FBI Assistant Director Keith Bolcar shows computer documents at a news conference announcing the breakup of an ID theft ring
In a press conference at its Los Angeles headquarters, the FBI announced "Operation Phish Phry," the bust-up of an international identity theft ring. The operation led to 33 arrests across the U.S. and 47 in Egypt, cybercriminals connected with a sophisticated identity theft ring.
Wednesday's arrests were the culmination of a two-year probe involving the joint work of the FBI, the US Attorney General's office, the Secret Service, local police forces and other members of the Electronic Crimes Task Force in Los Angeles. FBI officials described Operation Phish Phry as "the largest cybercrime investigation to date in the United States."

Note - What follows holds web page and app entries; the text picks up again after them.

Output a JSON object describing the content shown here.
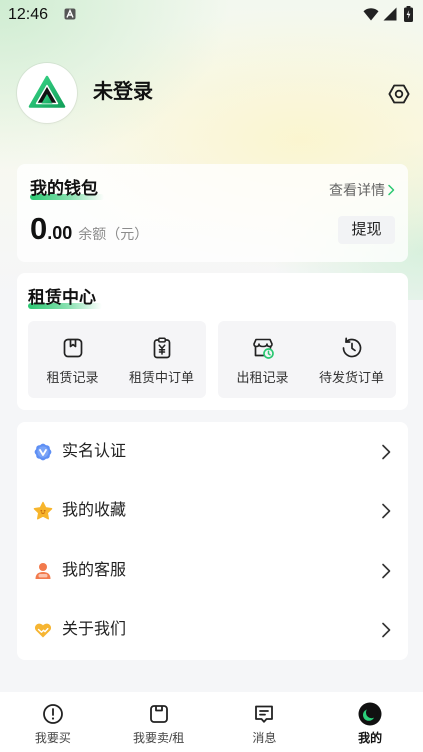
{
  "status_bar": {
    "time": "12:46",
    "notification_icon": "app-notification-icon",
    "wifi_icon": "wifi-icon",
    "signal_icon": "cellular-signal-icon",
    "battery_icon": "battery-charging-icon"
  },
  "profile": {
    "avatar_icon": "app-logo-icon",
    "name": "未登录",
    "settings_icon": "settings-icon"
  },
  "wallet": {
    "title": "我的钱包",
    "detail_link": "查看详情",
    "detail_icon": "chevron-right-icon",
    "balance_integer": "0",
    "balance_decimal": ".00",
    "balance_label": "余额（元）",
    "withdraw_button": "提现"
  },
  "rental_center": {
    "title": "租赁中心",
    "groups": [
      {
        "items": [
          {
            "label": "租赁记录",
            "icon": "rental-record-icon"
          },
          {
            "label": "租赁中订单",
            "icon": "yuan-clipboard-icon"
          }
        ]
      },
      {
        "items": [
          {
            "label": "出租记录",
            "icon": "shop-clock-icon"
          },
          {
            "label": "待发货订单",
            "icon": "pending-shipment-clock-icon"
          }
        ]
      }
    ]
  },
  "menu": {
    "items": [
      {
        "label": "实名认证",
        "icon": "verified-badge-icon"
      },
      {
        "label": "我的收藏",
        "icon": "star-icon"
      },
      {
        "label": "我的客服",
        "icon": "customer-service-icon"
      },
      {
        "label": "关于我们",
        "icon": "heart-handshake-icon"
      }
    ],
    "row_icon": "chevron-right-icon"
  },
  "tab_bar": {
    "tabs": [
      {
        "label": "我要买",
        "icon": "buy-icon",
        "active": false
      },
      {
        "label": "我要卖/租",
        "icon": "sell-rent-icon",
        "active": false
      },
      {
        "label": "消息",
        "icon": "message-icon",
        "active": false
      },
      {
        "label": "我的",
        "icon": "profile-icon",
        "active": true
      }
    ]
  },
  "colors": {
    "accent": "#2bc872",
    "text_primary": "#1a1a1a",
    "text_secondary": "#666666",
    "page_background": "#f5f6f8",
    "card_background": "#ffffff",
    "verified_blue": "#5e8ff4",
    "star_yellow": "#f7b52c",
    "service_orange": "#f27a4c",
    "about_yellow": "#f6b532"
  }
}
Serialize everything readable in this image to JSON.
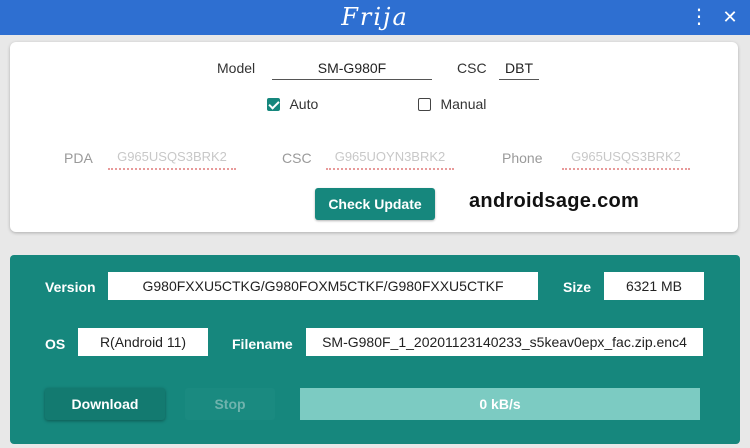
{
  "window": {
    "title": "Frija",
    "more_icon": "more-vert-icon",
    "close_icon": "close-icon"
  },
  "form": {
    "model_label": "Model",
    "model_value": "SM-G980F",
    "csc_label": "CSC",
    "csc_value": "DBT",
    "auto_label": "Auto",
    "auto_checked": true,
    "manual_label": "Manual",
    "manual_checked": false,
    "pda_label": "PDA",
    "pda_placeholder": "G965USQS3BRK2",
    "csc2_label": "CSC",
    "csc2_placeholder": "G965UOYN3BRK2",
    "phone_label": "Phone",
    "phone_placeholder": "G965USQS3BRK2",
    "check_update_label": "Check Update"
  },
  "watermark": "androidsage.com",
  "result": {
    "version_label": "Version",
    "version_value": "G980FXXU5CTKG/G980FOXM5CTKF/G980FXXU5CTKF",
    "size_label": "Size",
    "size_value": "6321 MB",
    "os_label": "OS",
    "os_value": "R(Android 11)",
    "filename_label": "Filename",
    "filename_value": "SM-G980F_1_20201123140233_s5keav0epx_fac.zip.enc4",
    "download_label": "Download",
    "stop_label": "Stop",
    "progress_text": "0 kB/s",
    "progress_fraction": 0
  },
  "colors": {
    "titlebar": "#2e6fd1",
    "accent": "#16877d",
    "progress_track": "#7ccbc2"
  }
}
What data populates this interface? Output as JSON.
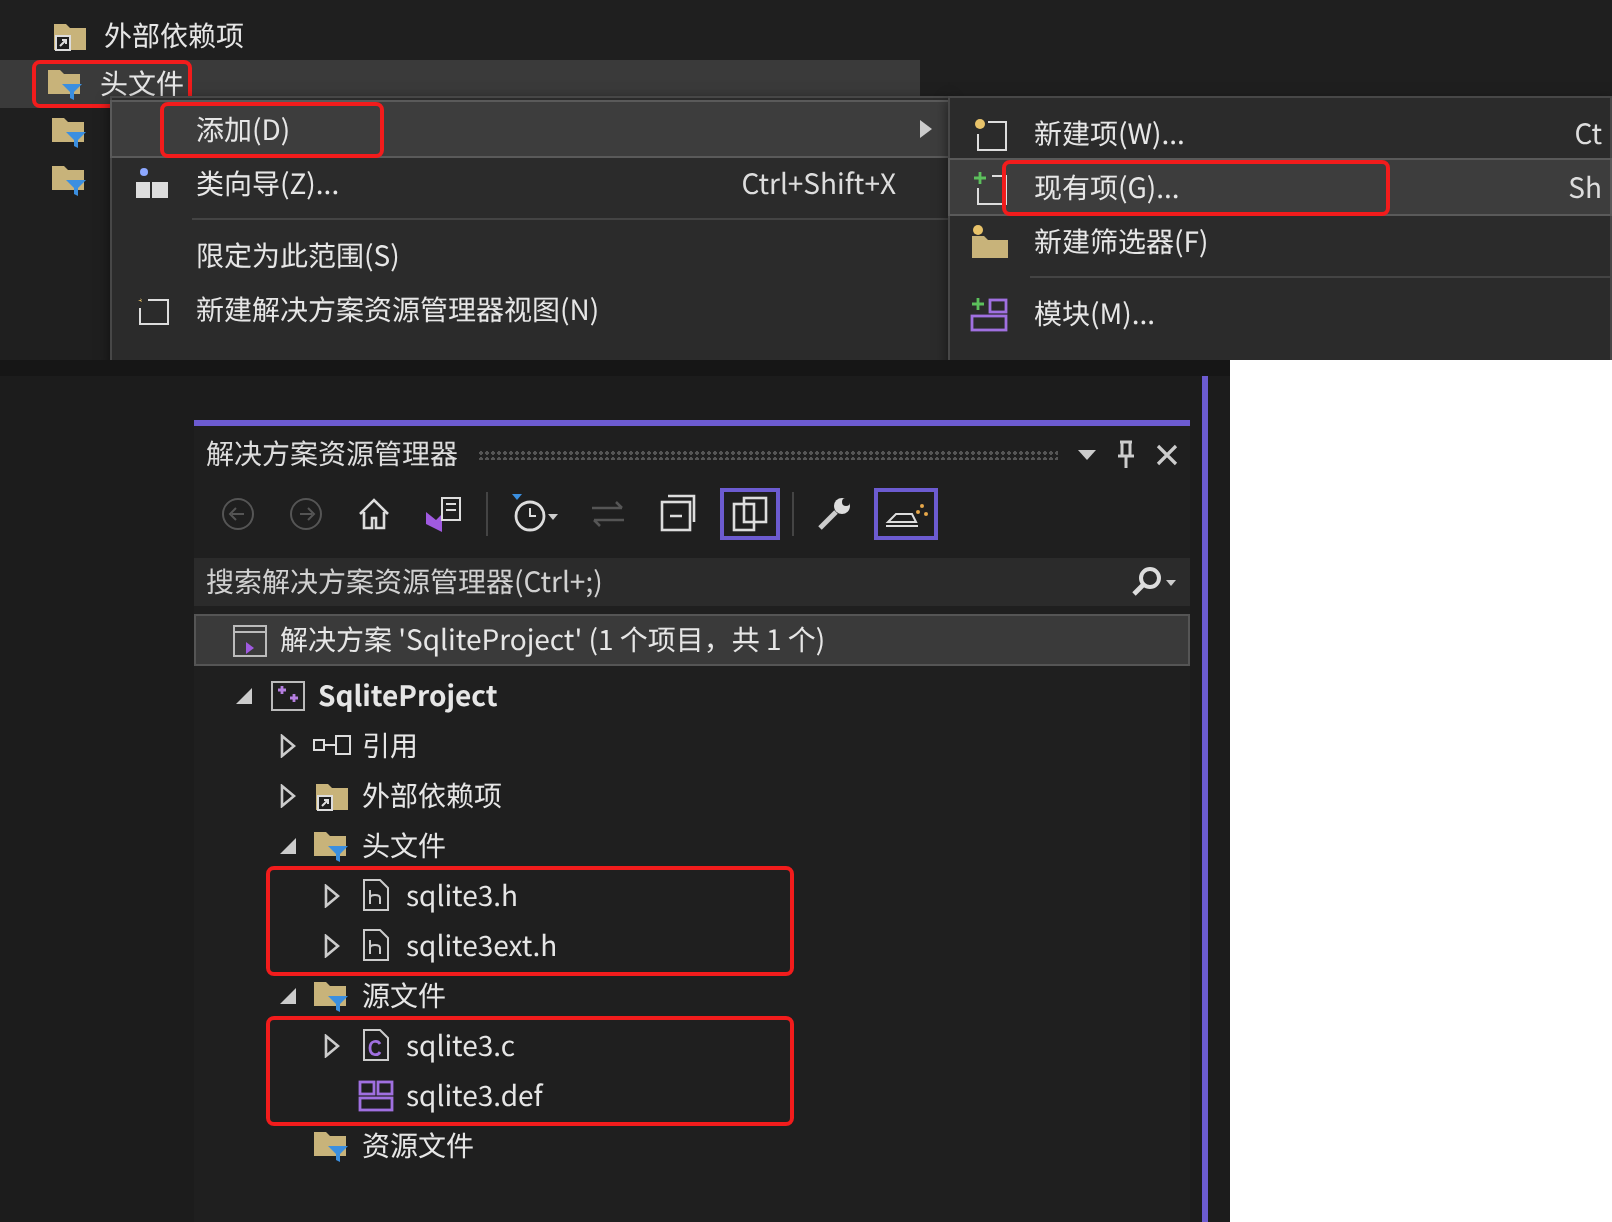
{
  "top_view": {
    "tree": [
      {
        "kind": "external",
        "label": "外部依赖项",
        "selected": false,
        "annotated": false
      },
      {
        "kind": "filter",
        "label": "头文件",
        "selected": true,
        "annotated": true
      },
      {
        "kind": "filter",
        "selected": false,
        "annotated": false
      },
      {
        "kind": "filter",
        "selected": false,
        "annotated": false
      }
    ],
    "context_menu": [
      {
        "kind": "plain",
        "label": "添加(D)",
        "submenu": true,
        "selected": true,
        "annotated": true
      },
      {
        "kind": "class_wizard",
        "label": "类向导(Z)...",
        "shortcut": "Ctrl+Shift+X",
        "submenu": false,
        "selected": false,
        "annotated": false
      },
      {
        "kind": "separator"
      },
      {
        "kind": "plain",
        "label": "限定为此范围(S)",
        "submenu": false,
        "selected": false,
        "annotated": false
      },
      {
        "kind": "new_view",
        "label": "新建解决方案资源管理器视图(N)",
        "submenu": false,
        "selected": false,
        "annotated": false
      }
    ],
    "submenu": [
      {
        "kind": "new_item",
        "label": "新建项(W)...",
        "shortcut": "Ct",
        "selected": false,
        "annotated": false
      },
      {
        "kind": "existing_item",
        "label": "现有项(G)...",
        "shortcut": "Sh",
        "selected": true,
        "annotated": true
      },
      {
        "kind": "new_filter",
        "label": "新建筛选器(F)",
        "selected": false,
        "annotated": false
      },
      {
        "kind": "separator"
      },
      {
        "kind": "module",
        "label": "模块(M)...",
        "selected": false,
        "annotated": false
      }
    ]
  },
  "solution_explorer": {
    "title": "解决方案资源管理器",
    "toolbar": [
      {
        "kind": "back",
        "on": false
      },
      {
        "kind": "forward",
        "on": false
      },
      {
        "kind": "home",
        "on": false
      },
      {
        "kind": "switch_views",
        "on": false
      },
      {
        "kind": "divider"
      },
      {
        "kind": "pending_changes",
        "on": false
      },
      {
        "kind": "sync",
        "on": false
      },
      {
        "kind": "collapse_all",
        "on": false
      },
      {
        "kind": "show_all",
        "on": true
      },
      {
        "kind": "divider"
      },
      {
        "kind": "properties",
        "on": false
      },
      {
        "kind": "preview",
        "on": true
      }
    ],
    "search": {
      "placeholder": "搜索解决方案资源管理器(Ctrl+;)"
    },
    "solution": "解决方案 'SqliteProject' (1 个项目，共 1 个)",
    "tree": [
      {
        "kind": "project",
        "label": "SqliteProject",
        "expanded": true,
        "children": [
          {
            "kind": "reference",
            "label": "引用",
            "expanded": false
          },
          {
            "kind": "external",
            "label": "外部依赖项",
            "expanded": false
          },
          {
            "kind": "filter",
            "label": "头文件",
            "expanded": true,
            "annotated": true,
            "children": [
              {
                "kind": "header",
                "label": "sqlite3.h",
                "expanded": false
              },
              {
                "kind": "header",
                "label": "sqlite3ext.h",
                "expanded": false
              }
            ]
          },
          {
            "kind": "filter",
            "label": "源文件",
            "expanded": true,
            "annotated": true,
            "children": [
              {
                "kind": "c_file",
                "label": "sqlite3.c",
                "expanded": false
              },
              {
                "kind": "def_file",
                "label": "sqlite3.def"
              }
            ]
          },
          {
            "kind": "filter",
            "label": "资源文件"
          }
        ]
      }
    ]
  }
}
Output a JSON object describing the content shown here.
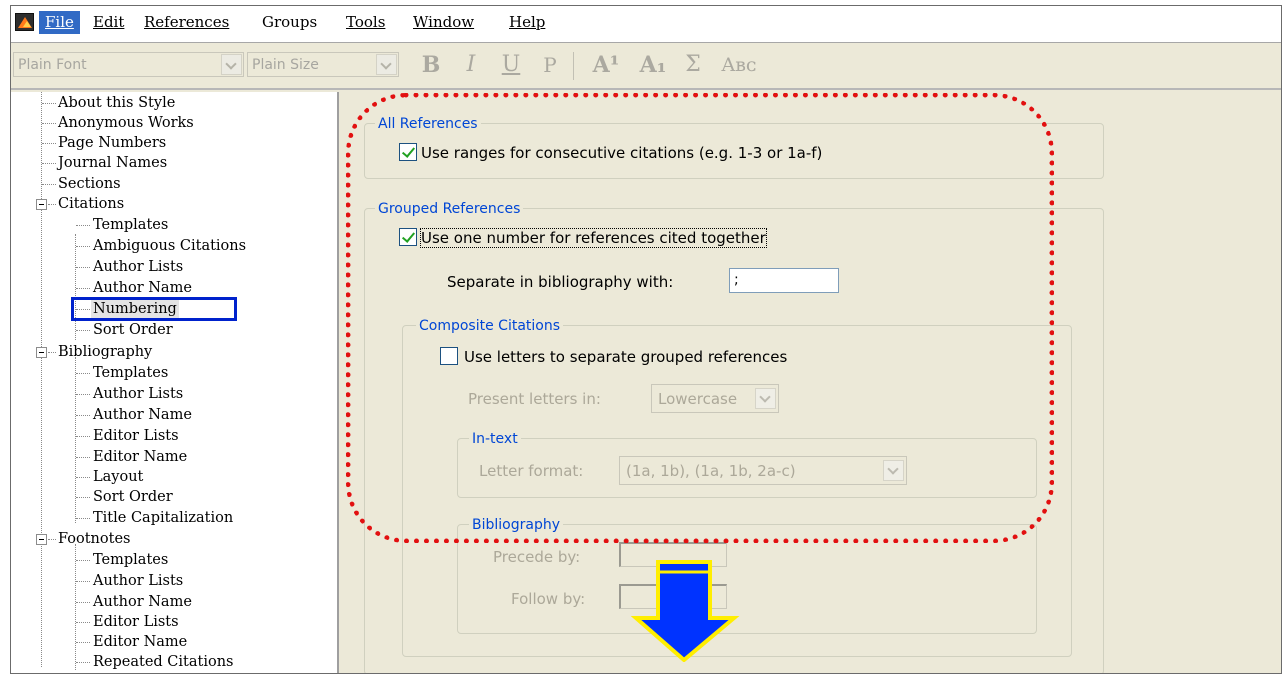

The 51-count US indictment accuses the defendants of conspiracy to commit wire fraud and bank fraud. Various individual defendants are charged with aggravated identity theft and conspiracy to commit computer fraud. The defendants are accused of running a "phishing" scheme, using computer intrusion and fraud to obtain personal information allowing them to withdraw money from bank accounts.
Therawstory reports that even the FBI is becoming troubled by the technical skills of today's cybercriminals. "The sophistication with which Phish Phry defendants operated represents an evolving and troubling paradigm in the way identity theft is now committed," FBI Los Angeles acting assistant director Keith Bolcar said.
"Criminally savvy groups recruit here and abroad to pool tactics and skills necessary to commit organized theft facilitated by the computer, including hacking, fraud and identity theft, with a common greed and shared willingness to victimize Americans."
Victims may have lost a combined couple million dollars, according to FBI spokesperson Laura Eimiller.
The Associated Press contributed to this story.